Recently, the parent of a 9 year old patient with an anxiety disorder was discussing with me her experience in the office of a somewhat famous child psychiatrist. I had referred the family there for a medication consultation. I knew when I referred them to the MD that that they were reluctant to consider medication, but I also knew medication might well help the child as an adjunct to the cognitive behavioral therapy (CBT) we were doing together.
The parent reported that she left the doctor’s office not knowing what he thought about medication. She also had not gotten to speak to him without her daughter present, though she thought she had expressly asked to do so.
I asked her what she had learned, and she said that he had confirmed her daughter’s diagnosis – which had never been in doubt! At first, I was inclined to judge the doctor harshly for his communication failure. Then I realized the same thing has happened to me. Occasionally, toward the end of a session, a patient will tell me we never discussed the major thing they had wanted to focus on. Why? What goes wrong?
I have identified at least two factors which affect the success of my communication with patients. The first is whether I have emotionally centered myself before the session to be present for that specific individual. This involves thinking about what we have talked about in the past and what we may want to talk about in the moment, and making sure that my own life is not at the forefront of my mind. Mental health professionals are human, after all, so sometimes we are distracted, tired, or less emotionally available than we want to be.

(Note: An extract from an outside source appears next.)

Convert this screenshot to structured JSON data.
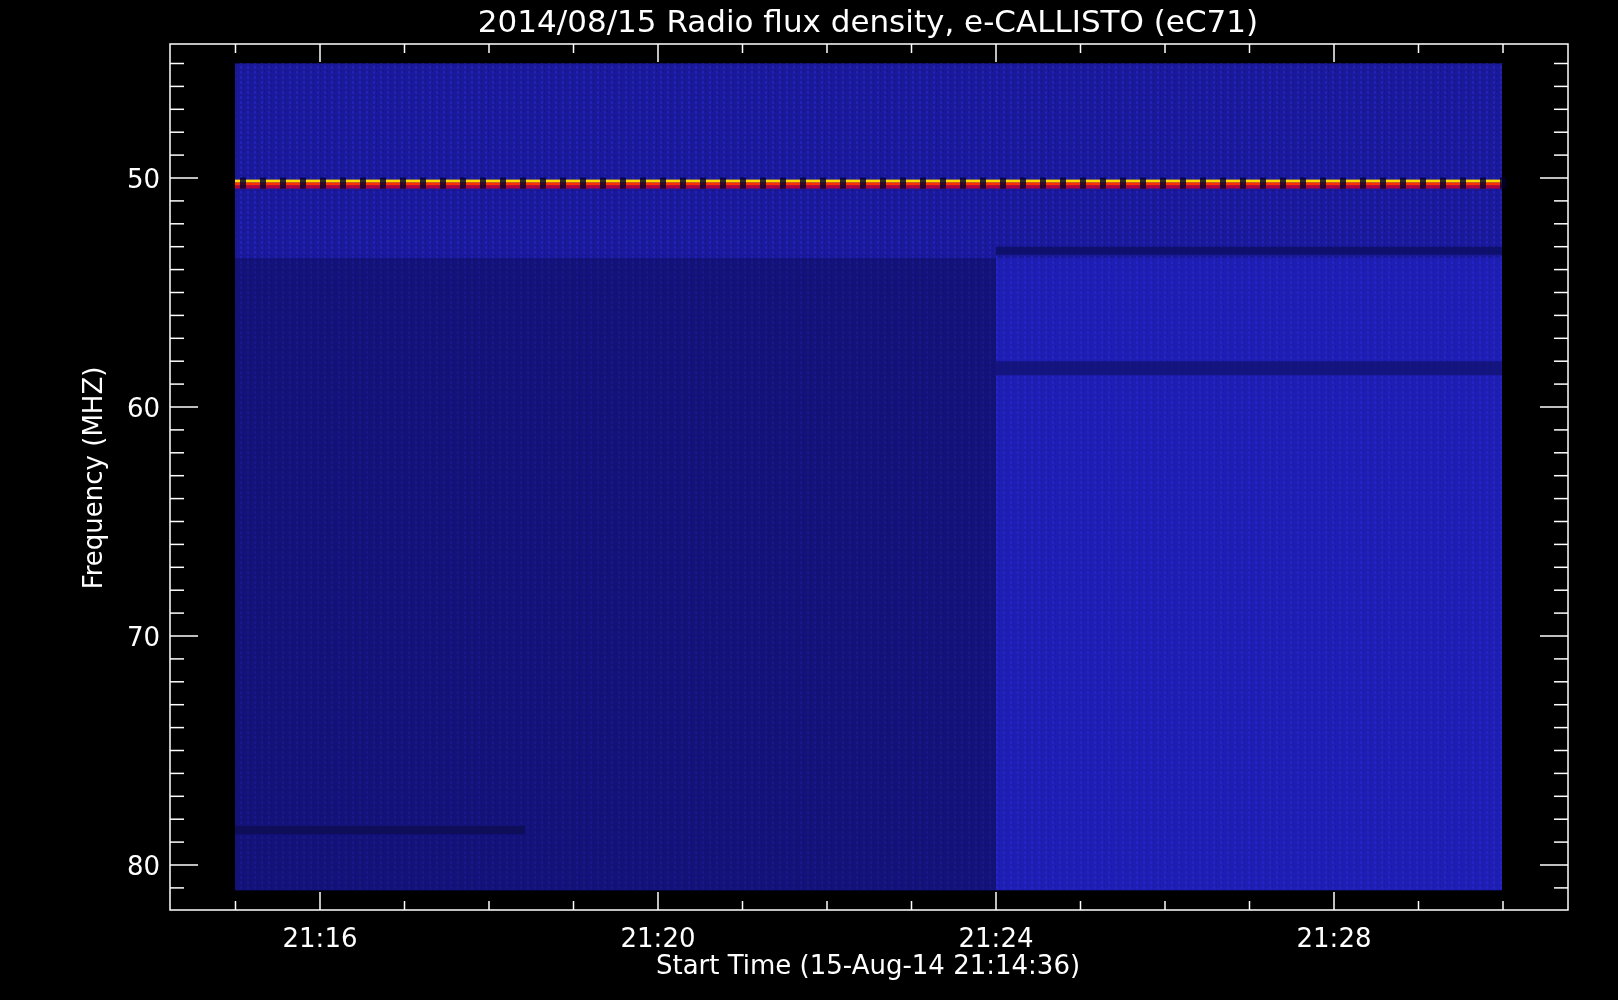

However, even when I am as perfectly present as I can be – really at the top of my game – I am not always successful. Which leads me to the second factor: conscious and willing participation by the patient.
Sometimes, patients are embarrassed to share things. Others don’t know how to explain their feelings. Sometimes people don’t want to confront the things that need to change. Bottom line – if the patient isn’t prepared to tell me, there’s not much I can do about it.
Children present an added dimension to the difficulties of communication. For example, the child in my example above shared how well she was doing with the psychiatrist, and as long as she was in the room her mother could not openly express fears and worries about her actual progress. Children have both a greater need to be liked than adults do, and less ability to think abstractly. Since children are less able to think about themselves outside of the present moment, there have to be additional sources of information. Balancing communication between the parents, school, and child is challenging.
In addition to using mindfulness to center myself before a session, another tactic which helps me avoid communication problems is setting an agenda. I ask what the patient wants to focus on, and I suggest things I’d like to discuss with them. We go back and forth for a few minutes, ascertaining what is most important so that we use our time together well. With kids I spend time with them and their parent(s) together, without their parent, and with the parent alone – giving me three tries to get the agenda right.
Why did the parents in my first story have such a tough time communicating with the child psychiatrist? It seems like the doctor was too focused on his medical evaluation to recognize that the parents were not getting what they needed, while the parents were too ambivalent and wary of contradicting an authority figure to clearly ask for what they needed. What it boils down to is that mental health professionals are subject to the same failings as anyone else, and effective communication is a skill that needs to be constantly worked on and maintained.
Tamar Gordon, Ph.D., a licensed clinical psychologist, is Voluntary Faculty at NYU School of Medicine and Adjunct Faculty, Ferkauf Graduate School of Psychology, Yeshiva University. She has been a supervisor at a major mental health clinic, an expert consultant on trauma treatment to the United States Veteran’s Association, and is an active member of the Association for Behavioral and Cognitive Therapies. She currently spends most of her working time at her private practice in New York City, and most of her personal time raising her two rambunctious sons.